An extraordinary day in the financial markets ended with stocks and commodities down sharply while the dollar and U.S. Treasuries rallied, sending the yield on the 10-year note to a record low.
After trading below 10,600 intraday, the Dow closed down 391 points, or 3.5%, to 10,734 while the S&P lost 3.2%. Stocks are now on track for their worst week since October 2008, Dow Jones reports. Meanwhile, gold shed 4%, silver plummeted 11%, copper tumbled 9% and oil fell 6.7% Thursday as traders unwound "risk on" positions funded with "cheap" dollars, which rose 1% vs. the euro.
"Only two positions are working in this market: cash and fetal," writes senior portfolio manager Mark Dow of Pharo Management.
With Americans facing severe pressure from joblessness, falling home prices and stagnant incomes, it's unlikely this latest market tumult will do much damage to already fragile consumers. Still, it's yet another brick in the wall of cynicism and skepticism that's been built around the recovery generally, and the stock market specifically.
Depending on your perspective, the day's action could be attributable to a variety of factors, including:
Disappointment in Bernanke: "Today's market reaction is like a child throwing a tantrum after not getting what it wanted from daddy," gold trader Hal Paxton quipped via Twitter. The Fed's plan to spend $400 billion on 'Operation Twist' and a separate pledge to being buying mortgage-backed securities apparently left some traders wanting more — of what I have no idea. (See: Fed Action Fails To Boost Animal Spirits: "Marginally Helpful," Says Former Fed Governor)
Risks of a Global Recession: Weak purchasing managing index reports out of China and Europe, along with another disappointing U.S. jobless claims report, reinforced concerns about the global economy. "A recession is at this point unavoidable," writes NYU Professor Nouriel Roubini. "Only issue now: Will it be a mild G7 recession or a severe recession plus global financial crisis as bad or even worse than the 2008-09 one?"
Frustration with D.C. Gridlock: After the House voted down a temporary spending bill Wednesday, the U.S. government is at risk of a shutdown if Congress can't agree to a new six-week "continuing resolution" before the new fiscal year begins on Oct. 1. Considering the vote got snagged over essentially how to pay for $3.3 billion of funding for FEMA, it's worth asking if our elected officials haven't entirely gone entirely insane. (See: Totally Absurd: Government May Shutdown Over Funding For FEMA)

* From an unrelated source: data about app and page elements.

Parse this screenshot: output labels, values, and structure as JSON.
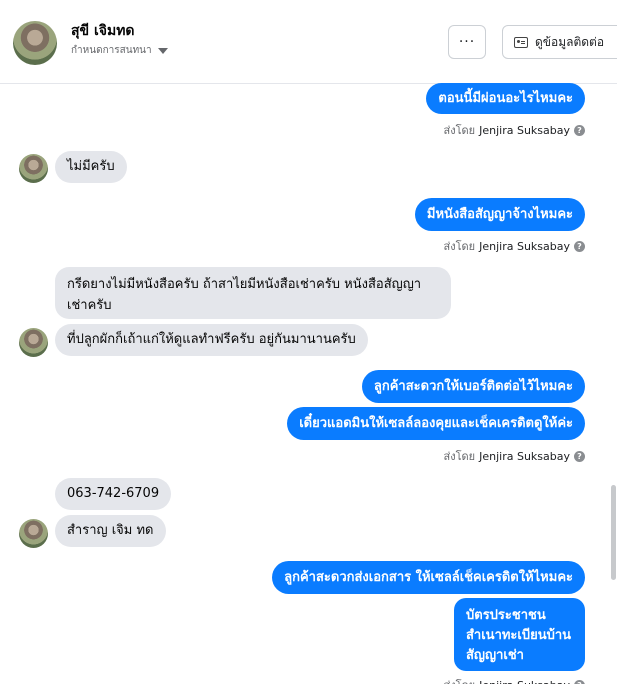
{
  "header": {
    "name": "สุขี เจิมทด",
    "status": "กำหนดการสนทนา",
    "more_label": "···",
    "contact_label": "ดูข้อมูลติดต่อ"
  },
  "messages": [
    {
      "text": "ตอนนี้มีผ่อนอะไรไหมคะ"
    },
    {
      "text": "ไม่มีครับ"
    },
    {
      "text": "มีหนังสือสัญญาจ้างไหมคะ"
    },
    {
      "lines": [
        "กรีดยางไม่มีหนังสือครับ ถ้าสาไยมีหนังสือเช่าครับ หนังสือสัญญา",
        "เช่าครับ"
      ]
    },
    {
      "text": "ที่ปลูกผักก็เถ้าแก่ให้ดูแลทำฟรีครับ อยู่กันมานานครับ"
    },
    {
      "text": "ลูกค้าสะดวกให้เบอร์ติดต่อไว้ไหมคะ"
    },
    {
      "text": "เดี๋ยวแอดมินให้เซลล์ลองคุยและเช็คเครดิตดูให้ค่ะ"
    },
    {
      "text": "063-742-6709"
    },
    {
      "text": "สำราญ เจิม ทด"
    },
    {
      "text": "ลูกค้าสะดวกส่งเอกสาร ให้เซลล์เช็คเครดิตให้ไหมคะ"
    },
    {
      "lines": [
        "บัตรประชาชน",
        "สำเนาทะเบียนบ้าน",
        "สัญญาเช่า"
      ]
    }
  ],
  "sent_by": {
    "prefix": "ส่งโดย",
    "agent": "Jenjira Suksabay",
    "help": "?"
  },
  "colors": {
    "outgoing_bubble": "#0a7cff",
    "incoming_bubble": "#e4e6eb"
  }
}
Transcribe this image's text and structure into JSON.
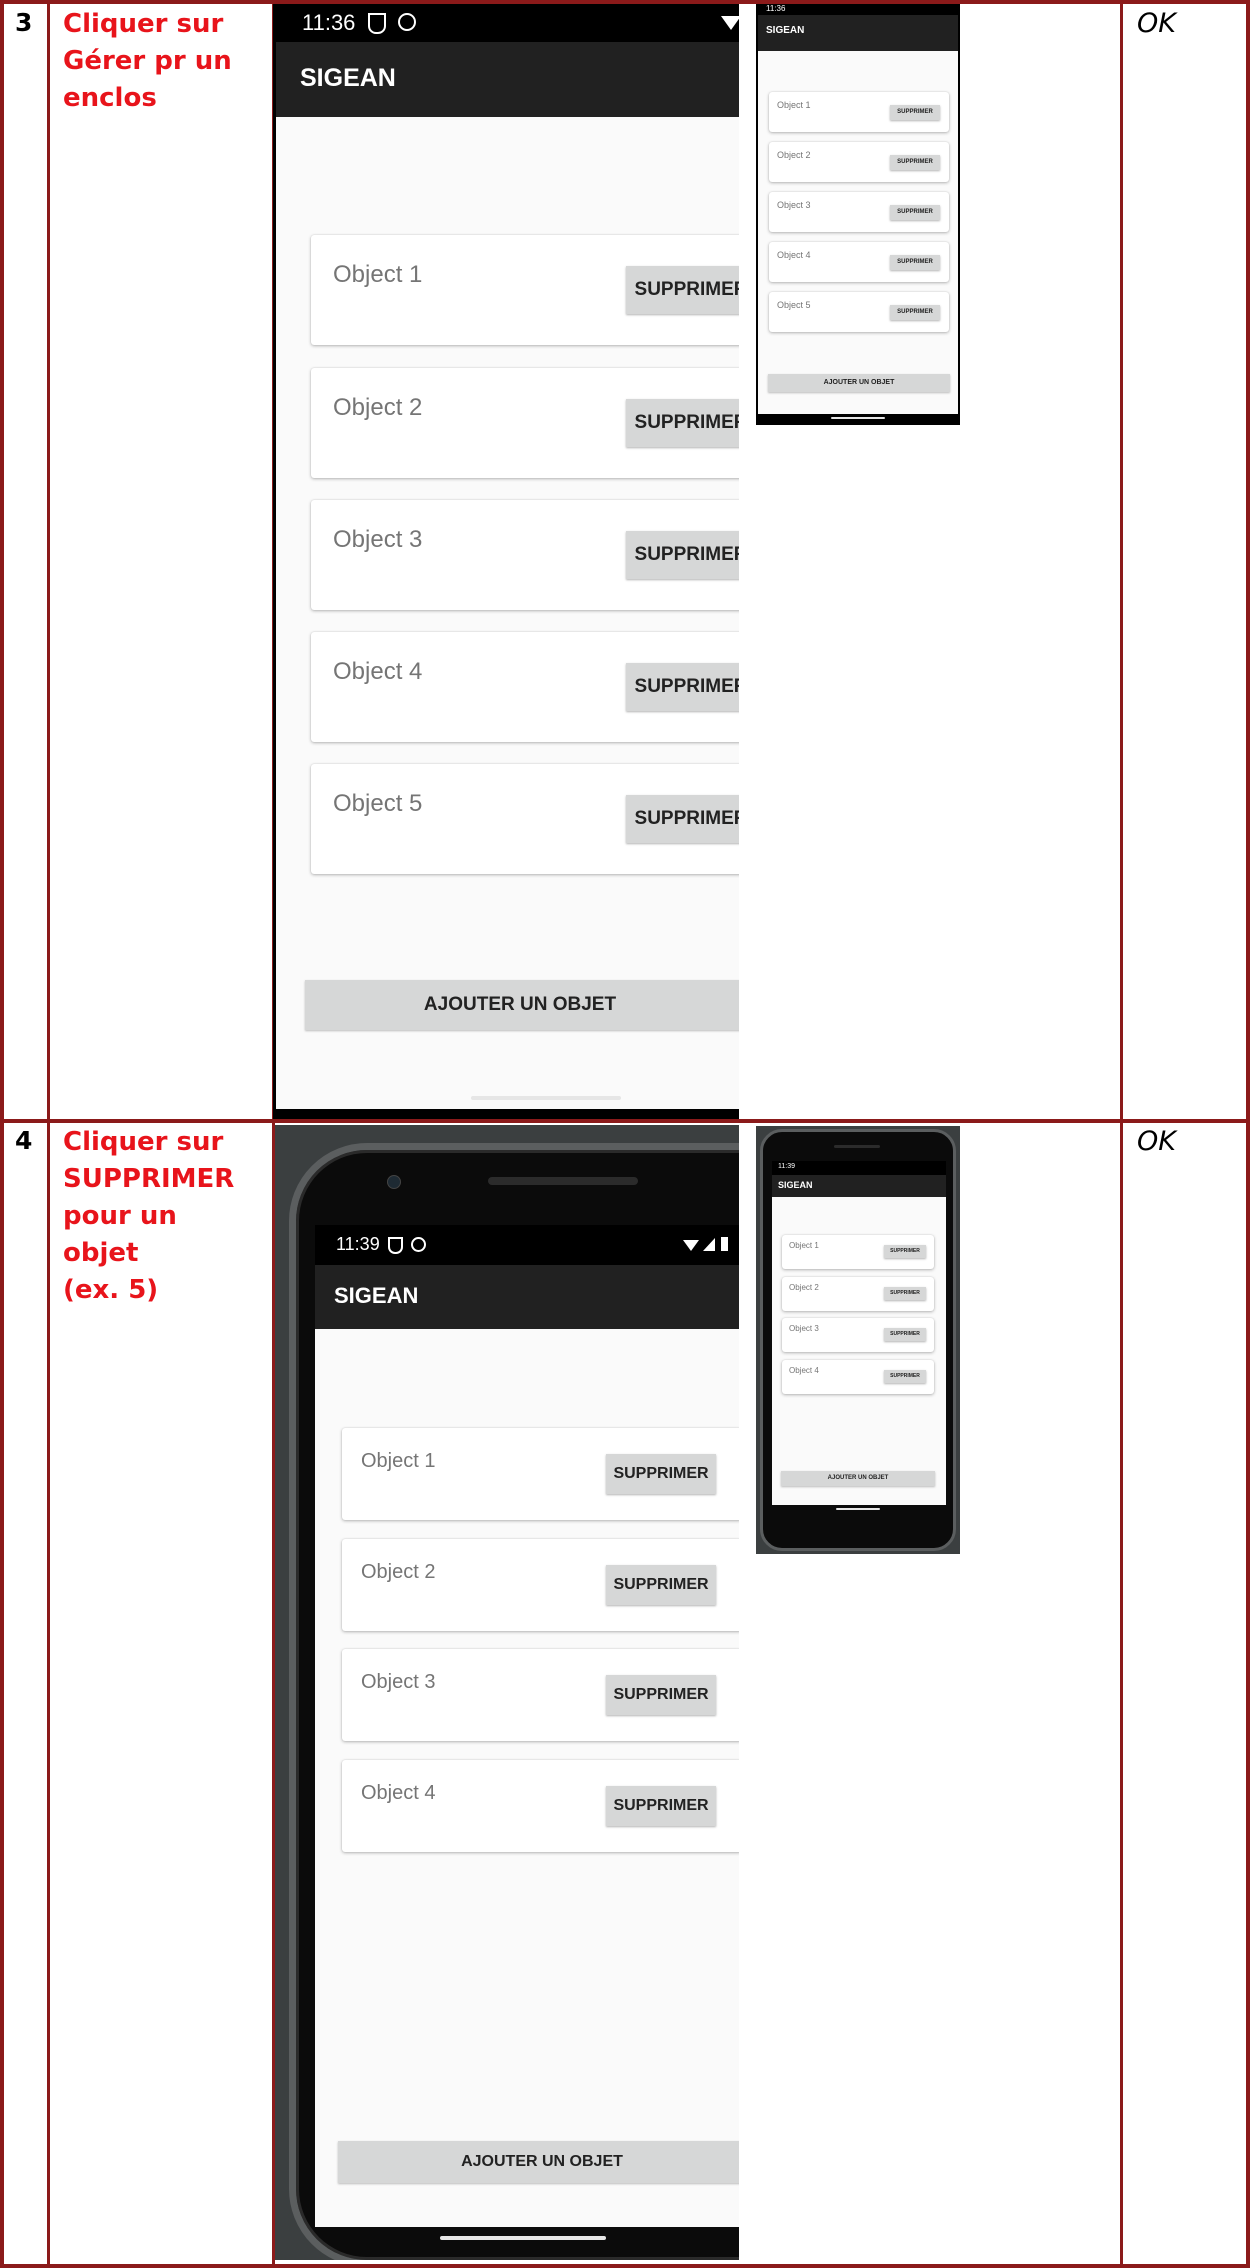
{
  "rows": [
    {
      "number": "3",
      "step_lines": [
        "Cliquer sur",
        "Gérer pr un",
        "enclos"
      ],
      "result": "OK",
      "screen": {
        "time": "11:36",
        "app_title": "SIGEAN",
        "items": [
          {
            "label": "Object 1",
            "button": "SUPPRIMER"
          },
          {
            "label": "Object 2",
            "button": "SUPPRIMER"
          },
          {
            "label": "Object 3",
            "button": "SUPPRIMER"
          },
          {
            "label": "Object 4",
            "button": "SUPPRIMER"
          },
          {
            "label": "Object 5",
            "button": "SUPPRIMER"
          }
        ],
        "add_button": "AJOUTER UN OBJET"
      }
    },
    {
      "number": "4",
      "step_lines": [
        "Cliquer sur",
        "SUPPRIMER",
        "pour un objet",
        "(ex. 5)"
      ],
      "result": "OK",
      "screen": {
        "time": "11:39",
        "app_title": "SIGEAN",
        "items": [
          {
            "label": "Object 1",
            "button": "SUPPRIMER"
          },
          {
            "label": "Object 2",
            "button": "SUPPRIMER"
          },
          {
            "label": "Object 3",
            "button": "SUPPRIMER"
          },
          {
            "label": "Object 4",
            "button": "SUPPRIMER"
          }
        ],
        "add_button": "AJOUTER UN OBJET"
      }
    }
  ],
  "colors": {
    "table_border": "#8b1a1a",
    "step_text": "#e8141b",
    "app_bar": "#212121",
    "button": "#d6d7d7"
  }
}
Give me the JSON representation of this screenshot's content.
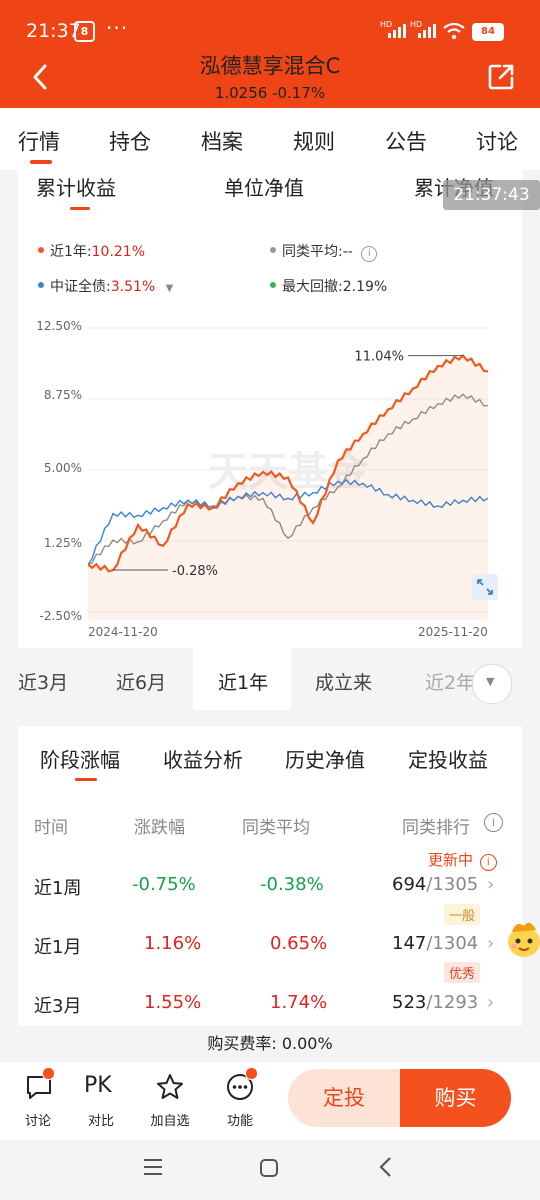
{
  "status": {
    "time": "21:37",
    "dots": "···",
    "battery": "84",
    "net1": "HD",
    "net2": "HD"
  },
  "header": {
    "title": "泓德慧享混合C",
    "subtitle": "1.0256  -0.17%"
  },
  "tabs": [
    "行情",
    "持仓",
    "档案",
    "规则",
    "公告",
    "讨论"
  ],
  "chart_tabs": [
    "累计收益",
    "单位净值",
    "累计净值"
  ],
  "timestamp_overlay": "21:37:43",
  "legend": {
    "fund_label": "近1年:",
    "fund_value": "10.21%",
    "peer_label": "同类平均:",
    "peer_value": "--",
    "index_label": "中证全债:",
    "index_value": "3.51%",
    "drawdown_label": "最大回撤:",
    "drawdown_value": "2.19%"
  },
  "watermark": "天天基金",
  "chart_data": {
    "type": "line",
    "x": [
      "2024-11-20",
      "2025-11-20"
    ],
    "y_ticks": [
      "12.50%",
      "8.75%",
      "5.00%",
      "1.25%",
      "-2.50%"
    ],
    "ylim": [
      -2.5,
      12.5
    ],
    "annotations": {
      "max": "11.04%",
      "min": "-0.28%"
    },
    "series": [
      {
        "name": "近1年",
        "color": "#ef5a1e",
        "values": [
          0,
          -0.28,
          2.1,
          1.0,
          3.2,
          3.0,
          4.3,
          4.9,
          4.6,
          2.2,
          5.5,
          6.9,
          8.2,
          9.3,
          10.5,
          11.04,
          10.21
        ]
      },
      {
        "name": "同类平均",
        "color": "#8e8e8e",
        "values": [
          0,
          1.3,
          1.2,
          2.3,
          3.4,
          3.0,
          3.6,
          3.5,
          1.4,
          3.0,
          4.1,
          5.6,
          6.9,
          7.7,
          8.5,
          9.0,
          8.4
        ]
      },
      {
        "name": "中证全债",
        "color": "#3b82d6",
        "values": [
          0,
          2.7,
          2.6,
          3.0,
          3.4,
          3.1,
          3.6,
          3.8,
          3.5,
          3.8,
          4.4,
          4.3,
          3.7,
          3.4,
          3.1,
          3.4,
          3.51
        ]
      }
    ]
  },
  "periods": [
    "近3月",
    "近6月",
    "近1年",
    "成立来",
    "近2年"
  ],
  "stage_tabs": [
    "阶段涨幅",
    "收益分析",
    "历史净值",
    "定投收益"
  ],
  "table": {
    "headers": [
      "时间",
      "涨跌幅",
      "同类平均",
      "同类排行"
    ],
    "updating": "更新中",
    "rows": [
      {
        "period": "近1周",
        "change": "-0.75%",
        "avg": "-0.38%",
        "rank": "694",
        "total": "/1305",
        "tag": "一般"
      },
      {
        "period": "近1月",
        "change": "1.16%",
        "avg": "0.65%",
        "rank": "147",
        "total": "/1304",
        "tag": "优秀"
      },
      {
        "period": "近3月",
        "change": "1.55%",
        "avg": "1.74%",
        "rank": "523",
        "total": "/1293",
        "tag": ""
      }
    ]
  },
  "fee": "购买费率: 0.00%",
  "bottom": {
    "items": [
      "讨论",
      "对比",
      "加自选",
      "功能"
    ],
    "pk": "PK",
    "dingtou": "定投",
    "buy": "购买"
  }
}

Worries about Europe: "The rapidly burning fuse is in the European banking system, particularly in France, and Europe is getting very close to yet another tipping point," PIMCO's Mohamed El-Erian wrote in The Financial Times, which separately reported executives of BNP Paribas plan to tour the Middle East in an effort to raise capital this week.
In the accompanying video, I discuss these and related issues with my Breakout colleague Matt Nesto, who seems to think the buck stops with Bernanke. "You have to say it was the Fed; that was the catalyst for the selling," Nesto says. "People were disappointed, right or wrong. "
My view is that Europe is the bigger issue. Yes, U.S. stocks fell sharply Wednesday following the Fed announcement but the selling accelerated in Europe amid new and renewed fears about the banking system. Once again recalling the dark days of 2008, U.S. financials like Morgan Stanley fell sharply amid concerns about systemic risk and contagion, while the price of default insurance on German and French sovereign debt hit record levels overnight, Bloomberg reports. (See: 2008 Redo? History Doesn't Repeat, But It Often Rhymes)
Notably, the market's only (feeble) rally attempt Thursday afternoon came after an FT report about European officials looking to "speed up plans to (sic) recapitalise the 16 banks that came close to failing last summer's pan-EU stress tests as part of a coordinated effort to reassure the markets about the strength of the 27-nation bloc's banking sector."
That said, there's never any "one" thing that moves the market, or even a rationale needed to explain the moves which, let's recall, follow last week's stirring rally...now a distant memory.